**Task goal**
Filter the entries for the word "Cost". Copy each line in which it occurs.

**Extracted information**
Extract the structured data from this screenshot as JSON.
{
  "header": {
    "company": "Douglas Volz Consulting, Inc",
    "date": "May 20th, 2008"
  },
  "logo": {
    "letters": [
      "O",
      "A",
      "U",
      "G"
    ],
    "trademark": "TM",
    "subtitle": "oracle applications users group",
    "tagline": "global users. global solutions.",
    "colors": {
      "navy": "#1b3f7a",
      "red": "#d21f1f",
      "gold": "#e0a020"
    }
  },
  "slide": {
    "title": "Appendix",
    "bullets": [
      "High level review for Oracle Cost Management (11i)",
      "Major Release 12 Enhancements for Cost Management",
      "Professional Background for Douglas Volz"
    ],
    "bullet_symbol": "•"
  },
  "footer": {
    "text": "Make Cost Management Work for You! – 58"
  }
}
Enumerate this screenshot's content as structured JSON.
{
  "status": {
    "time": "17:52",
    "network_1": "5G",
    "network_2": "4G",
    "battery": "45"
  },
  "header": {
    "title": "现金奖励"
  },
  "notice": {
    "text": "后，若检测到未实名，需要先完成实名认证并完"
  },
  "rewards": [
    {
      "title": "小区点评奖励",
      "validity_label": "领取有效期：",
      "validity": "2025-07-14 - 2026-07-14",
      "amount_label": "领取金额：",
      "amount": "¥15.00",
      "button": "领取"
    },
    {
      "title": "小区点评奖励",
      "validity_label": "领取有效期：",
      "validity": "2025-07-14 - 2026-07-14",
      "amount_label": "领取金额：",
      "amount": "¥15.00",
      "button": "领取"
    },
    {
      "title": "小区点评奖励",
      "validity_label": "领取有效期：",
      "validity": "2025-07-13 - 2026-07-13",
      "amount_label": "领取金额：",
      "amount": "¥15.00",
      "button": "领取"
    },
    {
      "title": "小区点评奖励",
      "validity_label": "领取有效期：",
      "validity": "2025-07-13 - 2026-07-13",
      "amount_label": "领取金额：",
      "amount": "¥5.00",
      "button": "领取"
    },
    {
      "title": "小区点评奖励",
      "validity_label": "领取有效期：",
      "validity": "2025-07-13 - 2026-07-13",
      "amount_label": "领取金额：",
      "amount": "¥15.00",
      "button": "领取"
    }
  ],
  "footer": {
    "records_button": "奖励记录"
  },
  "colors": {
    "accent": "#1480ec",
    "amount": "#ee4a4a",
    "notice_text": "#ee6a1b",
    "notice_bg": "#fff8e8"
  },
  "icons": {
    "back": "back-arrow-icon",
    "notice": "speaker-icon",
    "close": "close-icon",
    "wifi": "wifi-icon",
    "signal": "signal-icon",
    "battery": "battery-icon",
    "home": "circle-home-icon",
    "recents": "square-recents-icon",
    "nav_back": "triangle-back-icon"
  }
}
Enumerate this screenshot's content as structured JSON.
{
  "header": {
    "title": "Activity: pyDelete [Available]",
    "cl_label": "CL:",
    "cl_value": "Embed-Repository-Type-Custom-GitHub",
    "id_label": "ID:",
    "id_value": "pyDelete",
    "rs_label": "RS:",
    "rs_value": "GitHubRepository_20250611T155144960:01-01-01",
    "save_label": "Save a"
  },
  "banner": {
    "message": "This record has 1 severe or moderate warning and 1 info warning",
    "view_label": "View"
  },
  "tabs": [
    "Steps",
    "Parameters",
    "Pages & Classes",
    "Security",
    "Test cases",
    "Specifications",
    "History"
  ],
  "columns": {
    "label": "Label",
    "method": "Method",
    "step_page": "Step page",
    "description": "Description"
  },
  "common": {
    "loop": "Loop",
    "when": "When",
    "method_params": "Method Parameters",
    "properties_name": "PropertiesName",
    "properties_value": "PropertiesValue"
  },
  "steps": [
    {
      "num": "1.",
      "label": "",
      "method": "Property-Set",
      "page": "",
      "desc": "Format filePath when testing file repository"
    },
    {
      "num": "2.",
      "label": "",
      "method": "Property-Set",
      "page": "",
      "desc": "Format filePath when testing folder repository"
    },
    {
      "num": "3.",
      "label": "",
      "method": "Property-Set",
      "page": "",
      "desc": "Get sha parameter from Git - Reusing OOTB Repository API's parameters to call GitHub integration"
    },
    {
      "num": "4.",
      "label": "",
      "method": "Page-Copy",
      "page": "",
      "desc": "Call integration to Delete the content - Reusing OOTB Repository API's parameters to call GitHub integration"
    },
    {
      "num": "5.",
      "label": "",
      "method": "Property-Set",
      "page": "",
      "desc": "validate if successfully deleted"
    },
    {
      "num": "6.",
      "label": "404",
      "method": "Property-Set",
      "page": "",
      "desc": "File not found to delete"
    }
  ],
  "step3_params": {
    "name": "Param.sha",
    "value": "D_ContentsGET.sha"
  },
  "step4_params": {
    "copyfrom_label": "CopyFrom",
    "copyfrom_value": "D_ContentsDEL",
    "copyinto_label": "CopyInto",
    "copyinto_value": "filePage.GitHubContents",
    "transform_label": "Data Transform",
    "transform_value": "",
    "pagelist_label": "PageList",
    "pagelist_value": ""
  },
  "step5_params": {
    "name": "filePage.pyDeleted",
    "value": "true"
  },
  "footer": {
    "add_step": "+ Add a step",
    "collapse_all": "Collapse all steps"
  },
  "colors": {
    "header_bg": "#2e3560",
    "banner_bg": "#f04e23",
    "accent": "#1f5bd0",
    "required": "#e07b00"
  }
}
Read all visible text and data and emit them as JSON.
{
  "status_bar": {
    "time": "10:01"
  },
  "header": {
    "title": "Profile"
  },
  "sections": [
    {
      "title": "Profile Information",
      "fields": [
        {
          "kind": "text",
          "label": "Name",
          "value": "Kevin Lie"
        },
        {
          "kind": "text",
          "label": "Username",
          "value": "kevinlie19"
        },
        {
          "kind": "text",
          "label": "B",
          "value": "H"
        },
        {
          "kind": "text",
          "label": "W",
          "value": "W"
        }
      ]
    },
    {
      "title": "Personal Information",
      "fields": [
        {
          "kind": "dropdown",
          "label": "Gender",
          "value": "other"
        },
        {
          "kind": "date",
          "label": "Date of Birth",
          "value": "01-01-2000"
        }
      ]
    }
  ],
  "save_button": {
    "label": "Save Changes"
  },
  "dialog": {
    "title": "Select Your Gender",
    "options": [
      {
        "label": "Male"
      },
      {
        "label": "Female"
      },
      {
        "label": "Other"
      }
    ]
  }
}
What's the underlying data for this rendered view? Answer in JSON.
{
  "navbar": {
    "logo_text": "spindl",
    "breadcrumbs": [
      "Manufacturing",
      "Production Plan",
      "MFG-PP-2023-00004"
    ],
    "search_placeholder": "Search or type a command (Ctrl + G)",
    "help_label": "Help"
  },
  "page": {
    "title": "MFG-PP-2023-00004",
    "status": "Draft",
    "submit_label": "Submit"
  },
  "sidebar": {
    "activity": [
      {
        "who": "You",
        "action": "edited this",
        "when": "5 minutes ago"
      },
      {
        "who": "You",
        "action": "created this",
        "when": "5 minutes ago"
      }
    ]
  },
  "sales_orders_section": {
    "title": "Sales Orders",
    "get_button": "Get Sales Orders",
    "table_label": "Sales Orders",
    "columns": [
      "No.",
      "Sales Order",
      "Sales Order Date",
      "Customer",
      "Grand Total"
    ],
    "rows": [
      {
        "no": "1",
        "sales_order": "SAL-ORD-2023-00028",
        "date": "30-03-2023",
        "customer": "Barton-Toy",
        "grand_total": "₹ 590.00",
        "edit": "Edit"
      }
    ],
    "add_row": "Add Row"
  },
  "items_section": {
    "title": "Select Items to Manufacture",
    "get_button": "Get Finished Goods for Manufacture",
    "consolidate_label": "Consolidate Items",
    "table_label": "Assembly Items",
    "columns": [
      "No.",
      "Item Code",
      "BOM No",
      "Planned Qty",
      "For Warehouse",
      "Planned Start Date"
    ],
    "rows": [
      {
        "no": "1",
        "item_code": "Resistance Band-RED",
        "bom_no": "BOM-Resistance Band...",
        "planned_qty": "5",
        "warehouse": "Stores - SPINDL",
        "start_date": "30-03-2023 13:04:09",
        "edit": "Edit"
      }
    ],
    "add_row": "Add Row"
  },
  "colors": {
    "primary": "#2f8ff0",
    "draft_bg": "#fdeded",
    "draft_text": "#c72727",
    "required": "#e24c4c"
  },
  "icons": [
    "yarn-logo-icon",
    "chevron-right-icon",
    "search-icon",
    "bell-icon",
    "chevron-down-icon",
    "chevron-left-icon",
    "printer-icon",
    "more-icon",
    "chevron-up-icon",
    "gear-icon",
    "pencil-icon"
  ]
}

**Output for this task**
      "High level review for Oracle Cost Management (11i)",
      "Major Release 12 Enhancements for Cost Management",
    "text": "Make Cost Management Work for You! – 58"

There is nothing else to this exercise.